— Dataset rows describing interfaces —
▶

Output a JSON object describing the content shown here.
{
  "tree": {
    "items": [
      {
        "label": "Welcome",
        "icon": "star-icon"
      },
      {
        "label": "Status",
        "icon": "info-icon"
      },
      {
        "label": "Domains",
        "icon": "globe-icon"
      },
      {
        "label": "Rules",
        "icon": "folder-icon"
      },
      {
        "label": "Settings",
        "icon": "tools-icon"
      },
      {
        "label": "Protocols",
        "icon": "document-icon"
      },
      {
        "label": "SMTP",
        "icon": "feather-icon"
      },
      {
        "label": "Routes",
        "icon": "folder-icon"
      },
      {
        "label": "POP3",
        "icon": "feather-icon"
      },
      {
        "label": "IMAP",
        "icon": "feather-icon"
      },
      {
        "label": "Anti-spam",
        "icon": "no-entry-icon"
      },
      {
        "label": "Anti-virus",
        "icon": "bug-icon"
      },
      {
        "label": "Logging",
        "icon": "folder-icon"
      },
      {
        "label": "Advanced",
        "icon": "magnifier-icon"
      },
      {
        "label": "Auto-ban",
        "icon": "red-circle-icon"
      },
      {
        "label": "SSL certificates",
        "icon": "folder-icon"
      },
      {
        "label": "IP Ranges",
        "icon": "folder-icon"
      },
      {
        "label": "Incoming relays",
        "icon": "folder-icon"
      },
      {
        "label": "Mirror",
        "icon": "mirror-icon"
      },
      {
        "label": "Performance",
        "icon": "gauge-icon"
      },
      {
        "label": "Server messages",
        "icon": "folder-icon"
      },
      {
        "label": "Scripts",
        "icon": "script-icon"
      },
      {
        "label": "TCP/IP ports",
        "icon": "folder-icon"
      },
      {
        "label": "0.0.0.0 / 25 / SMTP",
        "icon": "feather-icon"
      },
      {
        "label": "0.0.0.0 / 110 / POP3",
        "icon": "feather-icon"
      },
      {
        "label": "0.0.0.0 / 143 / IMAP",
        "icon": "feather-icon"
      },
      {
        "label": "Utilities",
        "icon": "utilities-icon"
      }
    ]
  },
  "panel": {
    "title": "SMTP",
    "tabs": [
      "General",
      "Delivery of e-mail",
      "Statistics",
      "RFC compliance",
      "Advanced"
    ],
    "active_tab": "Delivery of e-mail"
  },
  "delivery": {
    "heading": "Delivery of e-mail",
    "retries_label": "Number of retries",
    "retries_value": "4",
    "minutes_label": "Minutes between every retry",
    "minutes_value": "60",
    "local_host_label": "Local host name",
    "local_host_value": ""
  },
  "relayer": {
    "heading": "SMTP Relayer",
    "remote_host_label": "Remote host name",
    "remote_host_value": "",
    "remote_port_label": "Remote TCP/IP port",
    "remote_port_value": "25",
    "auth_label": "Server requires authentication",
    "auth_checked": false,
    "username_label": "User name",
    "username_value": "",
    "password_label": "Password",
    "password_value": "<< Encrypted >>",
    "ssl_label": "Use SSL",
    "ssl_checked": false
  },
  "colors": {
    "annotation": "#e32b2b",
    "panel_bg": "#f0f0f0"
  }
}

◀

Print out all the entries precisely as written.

— FINAL ANSWER —
Output a JSON object describing the content shown here.
{
  "tree": {
    "items": [
      {
        "label": "Welcome",
        "icon": "star-icon"
      },
      {
        "label": "Status",
        "icon": "info-icon"
      },
      {
        "label": "Domains",
        "icon": "globe-icon"
      },
      {
        "label": "Rules",
        "icon": "folder-icon"
      },
      {
        "label": "Settings",
        "icon": "tools-icon"
      },
      {
        "label": "Protocols",
        "icon": "document-icon"
      },
      {
        "label": "SMTP",
        "icon": "feather-icon"
      },
      {
        "label": "Routes",
        "icon": "folder-icon"
      },
      {
        "label": "POP3",
        "icon": "feather-icon"
      },
      {
        "label": "IMAP",
        "icon": "feather-icon"
      },
      {
        "label": "Anti-spam",
        "icon": "no-entry-icon"
      },
      {
        "label": "Anti-virus",
        "icon": "bug-icon"
      },
      {
        "label": "Logging",
        "icon": "folder-icon"
      },
      {
        "label": "Advanced",
        "icon": "magnifier-icon"
      },
      {
        "label": "Auto-ban",
        "icon": "red-circle-icon"
      },
      {
        "label": "SSL certificates",
        "icon": "folder-icon"
      },
      {
        "label": "IP Ranges",
        "icon": "folder-icon"
      },
      {
        "label": "Incoming relays",
        "icon": "folder-icon"
      },
      {
        "label": "Mirror",
        "icon": "mirror-icon"
      },
      {
        "label": "Performance",
        "icon": "gauge-icon"
      },
      {
        "label": "Server messages",
        "icon": "folder-icon"
      },
      {
        "label": "Scripts",
        "icon": "script-icon"
      },
      {
        "label": "TCP/IP ports",
        "icon": "folder-icon"
      },
      {
        "label": "0.0.0.0 / 25 / SMTP",
        "icon": "feather-icon"
      },
      {
        "label": "0.0.0.0 / 110 / POP3",
        "icon": "feather-icon"
      },
      {
        "label": "0.0.0.0 / 143 / IMAP",
        "icon": "feather-icon"
      },
      {
        "label": "Utilities",
        "icon": "utilities-icon"
      }
    ]
  },
  "panel": {
    "title": "SMTP",
    "tabs": [
      "General",
      "Delivery of e-mail",
      "Statistics",
      "RFC compliance",
      "Advanced"
    ],
    "active_tab": "Delivery of e-mail"
  },
  "delivery": {
    "heading": "Delivery of e-mail",
    "retries_label": "Number of retries",
    "retries_value": "4",
    "minutes_label": "Minutes between every retry",
    "minutes_value": "60",
    "local_host_label": "Local host name",
    "local_host_value": ""
  },
  "relayer": {
    "heading": "SMTP Relayer",
    "remote_host_label": "Remote host name",
    "remote_host_value": "",
    "remote_port_label": "Remote TCP/IP port",
    "remote_port_value": "25",
    "auth_label": "Server requires authentication",
    "auth_checked": false,
    "username_label": "User name",
    "username_value": "",
    "password_label": "Password",
    "password_value": "<< Encrypted >>",
    "ssl_label": "Use SSL",
    "ssl_checked": false
  },
  "colors": {
    "annotation": "#e32b2b",
    "panel_bg": "#f0f0f0"
  }
}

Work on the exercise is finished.